Well, fuck a duck.
It's less than a week before Christmas, and it looks as if I've lasted another year.
To date, I've written 280 posts in this space, and along the way grown my readership to close to 20,000/week. I like to think of this particular endeavor like I am the editor of a small-town newspaper in 1930s America.
I provide news, commentary and local color for the tiny coterie of people in our community, which happens to be the ad community. I don't make any money from any of this, but somehow writing every morning, and connecting with the handful of people who have reached out to me through the years has been good for my soul and, ahem ahem, my personal brand.
Say what you will about the quality of my output, no one can fault my consistency. I've written nearly every week-day since late May, 2007.
My blogging colleagues and I, Bob Hoffman, the Ad Contrarian, Rich Siegel of Round Seventeen, and Dave Trott and his two blogs, are most often dismissive of social media.
Speaking for myself, its over-hyped-ness, its almost weekly proclamations that it would change everything and dominate advertising came across to me as bombast. And I hate bombast.
That said, though we disparage social media, the four of us seem to have done well by it. I think for the aforementioned reason. Consistency.
Somehow I am having the best years of my career when many of my former colleagues are pushing up vocational daisies.
Some of that, excuse my bombast here, is that I never for a moment have believed that "nobody reads the copy." Or, to coin a phrase, that "the written word has been dethroned." And there's "a fundamental shift in how we consume information from textual to visual."
As those who read Ad Aged know, I read Homer's Odyssey serially, finishing it only to start over again. (If you want to stick your toe into Homer and the Odyssey, I recommend Emily Wilson's new, and widely heralded translation. Many people regard her work as one of the year's ten best books.)
I read Homer because his "story-telling" couldn't be more perfect. His characters couldn't be more vivid. His battles and struggles could scarcely be more well-wrought and, yes, bloody.
3,500 years ago these very chapters thrilled Greeks listening to the epic sung in a town plaza or in front of a fire at night. The very basic human need that the Odyssey fulfilled then, stories and words still fulfill today. There is a basic human need they fulfill.
In fact, if I were to go all anthropological on you, I'd say, in my best Desmond Morris impression, that the basic core of our humanity is our ability to maintain some memory of the past and project it onto the future. We do that more often than not in words and pictures, not just pictures alone.

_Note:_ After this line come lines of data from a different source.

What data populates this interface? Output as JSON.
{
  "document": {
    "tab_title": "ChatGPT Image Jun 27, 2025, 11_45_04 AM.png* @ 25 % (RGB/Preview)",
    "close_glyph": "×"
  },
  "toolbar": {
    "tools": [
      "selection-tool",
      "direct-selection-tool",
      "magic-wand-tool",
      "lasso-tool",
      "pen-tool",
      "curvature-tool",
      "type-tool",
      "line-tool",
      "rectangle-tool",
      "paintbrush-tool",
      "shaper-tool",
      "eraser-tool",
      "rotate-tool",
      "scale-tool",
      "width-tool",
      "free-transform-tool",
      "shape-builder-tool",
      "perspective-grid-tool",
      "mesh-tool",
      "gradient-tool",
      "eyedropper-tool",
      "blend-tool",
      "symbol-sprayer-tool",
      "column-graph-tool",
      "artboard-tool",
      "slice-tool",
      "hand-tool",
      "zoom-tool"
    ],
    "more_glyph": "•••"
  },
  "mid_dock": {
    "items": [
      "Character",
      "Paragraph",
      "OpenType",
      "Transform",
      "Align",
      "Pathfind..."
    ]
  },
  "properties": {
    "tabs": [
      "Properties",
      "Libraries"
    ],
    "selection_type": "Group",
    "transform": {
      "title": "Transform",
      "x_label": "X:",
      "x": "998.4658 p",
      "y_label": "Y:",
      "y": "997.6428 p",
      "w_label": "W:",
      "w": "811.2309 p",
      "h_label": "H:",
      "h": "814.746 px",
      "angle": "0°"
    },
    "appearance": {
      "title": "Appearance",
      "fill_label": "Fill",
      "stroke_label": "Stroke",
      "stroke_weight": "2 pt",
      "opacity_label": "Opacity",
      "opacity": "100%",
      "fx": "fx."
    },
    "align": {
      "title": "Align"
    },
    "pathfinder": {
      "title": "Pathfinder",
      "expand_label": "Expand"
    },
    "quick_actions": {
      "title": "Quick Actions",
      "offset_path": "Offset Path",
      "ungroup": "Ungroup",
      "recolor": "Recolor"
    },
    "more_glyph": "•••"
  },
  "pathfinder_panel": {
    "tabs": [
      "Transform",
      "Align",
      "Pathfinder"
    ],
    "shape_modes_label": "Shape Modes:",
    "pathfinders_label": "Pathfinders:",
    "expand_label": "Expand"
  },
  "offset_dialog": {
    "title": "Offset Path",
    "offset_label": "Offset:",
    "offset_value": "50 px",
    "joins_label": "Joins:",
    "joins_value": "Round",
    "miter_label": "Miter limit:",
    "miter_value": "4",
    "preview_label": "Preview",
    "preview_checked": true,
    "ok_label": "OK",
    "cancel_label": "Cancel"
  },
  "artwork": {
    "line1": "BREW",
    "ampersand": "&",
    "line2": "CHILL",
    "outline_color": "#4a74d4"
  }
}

Apes can't do that, nor can apricots, nor apps, nor APIs.
So, we've made it, nearly, I shouldn't jinx it, through another circuit around Old Sol.
I've got a deal for you:
If you keep reading, I'll keep writing.